The Earth has apparently entered a new climate regime in which it is locked into warmer than normal temperatures. In 2012 - the temperature of the globe once again rose above the long-term average, joining the 35 years preceding it.
Specifically, the Earth’s temperature in 2012 was 1.03°F warmer than the 20th century average, the 10th warmest year since records began in 1880 NOAA announced today. NASA, which independently evaluates global temperature records, found it was the 9th warmest year on record.
Most of the warmest years on record have occurred since the turn of the millenium. According to NOAA’s analysis, all 12 years of the 21st century rank among the 14 warmest on record.
Global surface temperature difference from average 1884 to 2012. Source: NASA Goddard Institute for Space Studies
“One more year of numbers isn’t in itself significant,” NASA climatologist Gavin Schmidt said. “What matters is this decade is warmer than the last decade, and that decade was warmer than the decade before. The planet is warming. The reason it’s warming is because we are pumping increasing amounts of carbon dioxide into the atmosphere.”

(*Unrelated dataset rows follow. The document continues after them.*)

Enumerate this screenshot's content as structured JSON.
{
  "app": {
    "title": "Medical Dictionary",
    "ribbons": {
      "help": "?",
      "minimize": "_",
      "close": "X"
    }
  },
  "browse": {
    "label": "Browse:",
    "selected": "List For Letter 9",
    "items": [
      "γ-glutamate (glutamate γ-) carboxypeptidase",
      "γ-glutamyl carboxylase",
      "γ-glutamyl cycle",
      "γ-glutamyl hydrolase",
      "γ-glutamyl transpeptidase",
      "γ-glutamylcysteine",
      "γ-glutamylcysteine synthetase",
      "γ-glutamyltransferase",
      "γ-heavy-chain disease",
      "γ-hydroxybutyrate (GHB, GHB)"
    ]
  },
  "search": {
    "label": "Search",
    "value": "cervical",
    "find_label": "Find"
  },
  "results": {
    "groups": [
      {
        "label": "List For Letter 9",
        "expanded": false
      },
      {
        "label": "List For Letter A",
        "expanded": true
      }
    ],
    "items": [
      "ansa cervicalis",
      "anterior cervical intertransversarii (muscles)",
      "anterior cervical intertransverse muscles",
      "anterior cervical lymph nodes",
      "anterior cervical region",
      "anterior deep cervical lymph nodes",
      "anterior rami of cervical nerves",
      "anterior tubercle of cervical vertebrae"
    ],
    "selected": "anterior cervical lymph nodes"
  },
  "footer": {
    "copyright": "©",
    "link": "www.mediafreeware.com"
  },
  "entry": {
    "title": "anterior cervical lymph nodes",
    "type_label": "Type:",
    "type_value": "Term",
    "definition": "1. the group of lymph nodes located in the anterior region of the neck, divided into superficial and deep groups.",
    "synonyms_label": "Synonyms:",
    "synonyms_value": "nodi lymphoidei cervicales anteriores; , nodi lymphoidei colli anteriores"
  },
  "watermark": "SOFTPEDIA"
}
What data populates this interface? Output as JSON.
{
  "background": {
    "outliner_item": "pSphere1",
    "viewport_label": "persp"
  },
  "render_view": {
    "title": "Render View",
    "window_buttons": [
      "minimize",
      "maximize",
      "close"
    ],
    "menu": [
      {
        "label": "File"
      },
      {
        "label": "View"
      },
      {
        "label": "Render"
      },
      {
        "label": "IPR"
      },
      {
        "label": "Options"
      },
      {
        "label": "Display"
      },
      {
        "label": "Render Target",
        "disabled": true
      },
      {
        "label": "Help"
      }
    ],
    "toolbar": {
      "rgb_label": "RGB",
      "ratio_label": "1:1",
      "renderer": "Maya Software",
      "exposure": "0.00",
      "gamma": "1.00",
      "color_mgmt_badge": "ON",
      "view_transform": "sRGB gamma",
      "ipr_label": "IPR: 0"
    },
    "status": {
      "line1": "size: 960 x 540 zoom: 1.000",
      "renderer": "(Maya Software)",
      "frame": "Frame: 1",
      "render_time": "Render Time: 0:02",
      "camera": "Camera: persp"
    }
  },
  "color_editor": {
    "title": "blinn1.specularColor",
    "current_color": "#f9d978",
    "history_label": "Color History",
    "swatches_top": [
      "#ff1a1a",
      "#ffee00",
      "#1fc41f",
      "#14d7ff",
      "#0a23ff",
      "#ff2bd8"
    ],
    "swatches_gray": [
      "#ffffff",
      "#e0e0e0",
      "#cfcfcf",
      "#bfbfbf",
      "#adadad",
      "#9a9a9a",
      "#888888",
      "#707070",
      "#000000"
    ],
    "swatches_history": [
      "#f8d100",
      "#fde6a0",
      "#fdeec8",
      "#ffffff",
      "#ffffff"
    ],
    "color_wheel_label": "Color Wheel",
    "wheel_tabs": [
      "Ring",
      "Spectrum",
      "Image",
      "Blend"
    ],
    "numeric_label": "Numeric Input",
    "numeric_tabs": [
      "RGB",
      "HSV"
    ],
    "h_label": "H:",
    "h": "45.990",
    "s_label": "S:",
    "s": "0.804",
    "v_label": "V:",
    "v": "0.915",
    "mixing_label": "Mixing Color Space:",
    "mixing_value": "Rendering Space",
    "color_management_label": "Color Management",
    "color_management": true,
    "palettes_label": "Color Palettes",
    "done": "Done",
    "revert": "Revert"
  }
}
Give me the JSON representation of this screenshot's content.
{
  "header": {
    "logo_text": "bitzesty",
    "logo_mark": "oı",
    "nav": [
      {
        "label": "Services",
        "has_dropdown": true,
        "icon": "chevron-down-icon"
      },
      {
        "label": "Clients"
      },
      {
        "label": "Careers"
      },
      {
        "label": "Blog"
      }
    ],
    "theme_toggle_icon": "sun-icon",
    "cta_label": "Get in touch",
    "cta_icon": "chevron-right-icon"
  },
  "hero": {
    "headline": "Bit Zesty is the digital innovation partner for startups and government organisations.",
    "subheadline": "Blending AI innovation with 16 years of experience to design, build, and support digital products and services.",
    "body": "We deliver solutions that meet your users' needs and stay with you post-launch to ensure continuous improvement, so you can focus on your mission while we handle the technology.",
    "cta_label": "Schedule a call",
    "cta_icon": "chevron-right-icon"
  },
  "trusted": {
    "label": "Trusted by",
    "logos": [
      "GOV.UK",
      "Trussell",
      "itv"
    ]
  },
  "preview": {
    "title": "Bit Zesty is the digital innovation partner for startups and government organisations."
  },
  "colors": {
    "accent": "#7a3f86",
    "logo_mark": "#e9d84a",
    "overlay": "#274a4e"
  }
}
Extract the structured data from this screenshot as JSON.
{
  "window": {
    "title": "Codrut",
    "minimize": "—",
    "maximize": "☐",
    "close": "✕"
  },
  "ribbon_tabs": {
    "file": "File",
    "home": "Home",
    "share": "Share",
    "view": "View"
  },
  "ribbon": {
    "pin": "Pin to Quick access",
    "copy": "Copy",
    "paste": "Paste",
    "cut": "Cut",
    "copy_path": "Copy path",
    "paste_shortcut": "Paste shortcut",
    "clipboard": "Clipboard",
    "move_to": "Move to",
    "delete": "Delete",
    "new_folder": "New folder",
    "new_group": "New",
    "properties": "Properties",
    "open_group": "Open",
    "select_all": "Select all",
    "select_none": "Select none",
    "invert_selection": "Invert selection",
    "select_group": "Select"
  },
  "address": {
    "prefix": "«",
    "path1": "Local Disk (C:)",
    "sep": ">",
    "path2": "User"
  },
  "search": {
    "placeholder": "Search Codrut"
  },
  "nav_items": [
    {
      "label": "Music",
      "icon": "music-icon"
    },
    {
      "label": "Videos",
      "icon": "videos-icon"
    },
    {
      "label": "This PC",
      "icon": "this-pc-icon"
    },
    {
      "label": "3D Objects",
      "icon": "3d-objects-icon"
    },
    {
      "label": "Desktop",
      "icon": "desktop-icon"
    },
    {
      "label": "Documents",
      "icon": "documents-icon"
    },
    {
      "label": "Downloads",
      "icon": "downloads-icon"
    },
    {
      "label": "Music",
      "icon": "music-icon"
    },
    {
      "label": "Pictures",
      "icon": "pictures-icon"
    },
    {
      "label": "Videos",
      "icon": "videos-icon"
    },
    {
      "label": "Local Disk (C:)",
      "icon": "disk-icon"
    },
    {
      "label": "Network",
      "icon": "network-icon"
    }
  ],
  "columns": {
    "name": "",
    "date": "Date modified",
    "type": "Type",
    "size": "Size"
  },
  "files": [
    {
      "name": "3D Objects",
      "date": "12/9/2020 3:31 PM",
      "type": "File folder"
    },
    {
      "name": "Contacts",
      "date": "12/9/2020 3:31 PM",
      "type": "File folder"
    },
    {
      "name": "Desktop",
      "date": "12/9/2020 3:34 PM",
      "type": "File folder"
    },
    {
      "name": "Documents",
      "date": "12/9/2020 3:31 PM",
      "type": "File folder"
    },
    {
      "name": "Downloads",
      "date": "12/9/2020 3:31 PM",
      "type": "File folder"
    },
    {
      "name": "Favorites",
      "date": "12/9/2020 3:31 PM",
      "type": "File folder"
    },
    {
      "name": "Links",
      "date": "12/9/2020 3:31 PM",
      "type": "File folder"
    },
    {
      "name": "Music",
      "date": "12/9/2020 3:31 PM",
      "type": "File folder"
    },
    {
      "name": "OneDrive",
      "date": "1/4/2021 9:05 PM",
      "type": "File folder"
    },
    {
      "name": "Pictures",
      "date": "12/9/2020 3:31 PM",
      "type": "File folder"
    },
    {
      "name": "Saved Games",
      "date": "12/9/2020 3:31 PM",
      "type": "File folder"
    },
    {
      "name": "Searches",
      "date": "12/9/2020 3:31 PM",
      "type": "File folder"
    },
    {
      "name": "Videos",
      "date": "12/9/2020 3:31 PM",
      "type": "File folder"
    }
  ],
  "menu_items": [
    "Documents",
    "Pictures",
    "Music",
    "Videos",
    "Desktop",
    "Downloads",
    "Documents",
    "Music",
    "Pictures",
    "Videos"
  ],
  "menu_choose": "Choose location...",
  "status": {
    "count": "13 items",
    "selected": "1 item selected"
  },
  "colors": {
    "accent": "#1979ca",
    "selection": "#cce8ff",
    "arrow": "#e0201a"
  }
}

Although the global temperature was elevated in 2012, temperatures were not warmer than average uniformly over the globe.
“[M]ost of Alaska, far western Canada, central Asia, parts of the eastern and equatorial Pacific, southern Atlantic, and parts of the Southern Ocean were notably cooler than average,” NOAA reported.
But these cooler than normal spots were outweighed by much warmer than average conditions in North and South America, much of Europe and Africa, and western, southern, and far northeastern Asia.
Warmth was especially intense over the United States which logged its warmest year on record.
Satellite measurements of global temperature - which serve as an independent check of NOAA/NASA temperatures obtained from thermometers - indicate it was the 9th warmest of the last 34 years.
A pause in the warming?
Although temperatures are now warmer than the 1970s and earlier decades, some scientists and journalists point to an apparent pause in the warming which began in the late 1990s, suggesting climate change may not be occurring as quickly as predicted.
There is an entire scientific literature proposing several explanations for the pause. At the top of the list is the prevalence of La Nina events over the past decade - which result in episodic cooling of the tropical Pacific ocean and lower global temperatures. 2012 was yet another La Nina year.
Such La Nina events occur somewhat randomly and are difficult to predict.
Although the average global temperature has not warmed appreciably since the late 1990s and a new global temperature record has not been established (since 2005 or 1998, depending on the analysis), 2012 was the warmest La Nina year on record besting 2011, the previous recordholder.
Should La Nina’s opposite phase, El Nino, make a strong return, the tropical Pacific would warm and a spike in global temperatures would likely follow. There have been only two El Ninos in the last 14 years.